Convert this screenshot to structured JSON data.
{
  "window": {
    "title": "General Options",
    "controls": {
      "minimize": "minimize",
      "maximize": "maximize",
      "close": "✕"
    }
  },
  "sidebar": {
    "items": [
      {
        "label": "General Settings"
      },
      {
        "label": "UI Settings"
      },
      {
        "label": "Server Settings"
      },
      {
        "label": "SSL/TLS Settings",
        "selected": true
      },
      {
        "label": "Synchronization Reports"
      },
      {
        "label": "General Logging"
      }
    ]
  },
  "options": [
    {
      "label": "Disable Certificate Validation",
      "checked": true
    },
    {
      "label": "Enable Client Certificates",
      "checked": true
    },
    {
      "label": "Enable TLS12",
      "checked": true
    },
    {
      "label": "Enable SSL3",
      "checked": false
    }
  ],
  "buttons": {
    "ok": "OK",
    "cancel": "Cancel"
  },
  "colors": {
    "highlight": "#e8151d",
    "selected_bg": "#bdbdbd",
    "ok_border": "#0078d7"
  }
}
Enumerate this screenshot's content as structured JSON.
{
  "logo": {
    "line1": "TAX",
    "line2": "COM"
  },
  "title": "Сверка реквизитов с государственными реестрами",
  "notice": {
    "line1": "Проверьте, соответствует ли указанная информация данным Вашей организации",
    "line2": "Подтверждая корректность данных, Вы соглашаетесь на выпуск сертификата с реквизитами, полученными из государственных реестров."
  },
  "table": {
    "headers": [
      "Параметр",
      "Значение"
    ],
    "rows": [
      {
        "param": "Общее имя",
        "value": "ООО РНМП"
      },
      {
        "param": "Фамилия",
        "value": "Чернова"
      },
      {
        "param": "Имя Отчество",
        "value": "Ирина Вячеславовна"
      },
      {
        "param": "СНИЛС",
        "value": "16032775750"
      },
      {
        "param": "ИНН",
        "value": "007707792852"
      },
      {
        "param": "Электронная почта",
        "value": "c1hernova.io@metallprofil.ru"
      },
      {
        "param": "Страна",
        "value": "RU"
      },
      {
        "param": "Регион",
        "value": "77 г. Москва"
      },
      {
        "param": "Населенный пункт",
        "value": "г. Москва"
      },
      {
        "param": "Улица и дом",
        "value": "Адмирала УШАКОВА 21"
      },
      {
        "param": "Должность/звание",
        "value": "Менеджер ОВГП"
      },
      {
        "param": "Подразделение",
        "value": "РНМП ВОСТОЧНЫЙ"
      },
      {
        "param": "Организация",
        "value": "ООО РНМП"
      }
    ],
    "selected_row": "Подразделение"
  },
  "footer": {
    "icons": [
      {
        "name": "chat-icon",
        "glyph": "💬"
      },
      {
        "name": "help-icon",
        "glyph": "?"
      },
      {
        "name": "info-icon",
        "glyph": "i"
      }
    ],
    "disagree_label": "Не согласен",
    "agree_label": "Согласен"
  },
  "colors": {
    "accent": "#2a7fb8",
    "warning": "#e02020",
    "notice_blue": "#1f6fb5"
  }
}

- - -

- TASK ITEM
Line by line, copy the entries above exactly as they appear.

- WRITTEN ANSWER
Convert this screenshot to structured JSON data.
{
  "window": {
    "title": "General Options",
    "controls": {
      "minimize": "minimize",
      "maximize": "maximize",
      "close": "✕"
    }
  },
  "sidebar": {
    "items": [
      {
        "label": "General Settings"
      },
      {
        "label": "UI Settings"
      },
      {
        "label": "Server Settings"
      },
      {
        "label": "SSL/TLS Settings",
        "selected": true
      },
      {
        "label": "Synchronization Reports"
      },
      {
        "label": "General Logging"
      }
    ]
  },
  "options": [
    {
      "label": "Disable Certificate Validation",
      "checked": true
    },
    {
      "label": "Enable Client Certificates",
      "checked": true
    },
    {
      "label": "Enable TLS12",
      "checked": true
    },
    {
      "label": "Enable SSL3",
      "checked": false
    }
  ],
  "buttons": {
    "ok": "OK",
    "cancel": "Cancel"
  },
  "colors": {
    "highlight": "#e8151d",
    "selected_bg": "#bdbdbd",
    "ok_border": "#0078d7"
  }
}
Enumerate this screenshot's content as structured JSON.
{
  "logo": {
    "line1": "TAX",
    "line2": "COM"
  },
  "title": "Сверка реквизитов с государственными реестрами",
  "notice": {
    "line1": "Проверьте, соответствует ли указанная информация данным Вашей организации",
    "line2": "Подтверждая корректность данных, Вы соглашаетесь на выпуск сертификата с реквизитами, полученными из государственных реестров."
  },
  "table": {
    "headers": [
      "Параметр",
      "Значение"
    ],
    "rows": [
      {
        "param": "Общее имя",
        "value": "ООО РНМП"
      },
      {
        "param": "Фамилия",
        "value": "Чернова"
      },
      {
        "param": "Имя Отчество",
        "value": "Ирина Вячеславовна"
      },
      {
        "param": "СНИЛС",
        "value": "16032775750"
      },
      {
        "param": "ИНН",
        "value": "007707792852"
      },
      {
        "param": "Электронная почта",
        "value": "c1hernova.io@metallprofil.ru"
      },
      {
        "param": "Страна",
        "value": "RU"
      },
      {
        "param": "Регион",
        "value": "77 г. Москва"
      },
      {
        "param": "Населенный пункт",
        "value": "г. Москва"
      },
      {
        "param": "Улица и дом",
        "value": "Адмирала УШАКОВА 21"
      },
      {
        "param": "Должность/звание",
        "value": "Менеджер ОВГП"
      },
      {
        "param": "Подразделение",
        "value": "РНМП ВОСТОЧНЫЙ"
      },
      {
        "param": "Организация",
        "value": "ООО РНМП"
      }
    ],
    "selected_row": "Подразделение"
  },
  "footer": {
    "icons": [
      {
        "name": "chat-icon",
        "glyph": "💬"
      },
      {
        "name": "help-icon",
        "glyph": "?"
      },
      {
        "name": "info-icon",
        "glyph": "i"
      }
    ],
    "disagree_label": "Не согласен",
    "agree_label": "Согласен"
  },
  "colors": {
    "accent": "#2a7fb8",
    "warning": "#e02020",
    "notice_blue": "#1f6fb5"
  }
}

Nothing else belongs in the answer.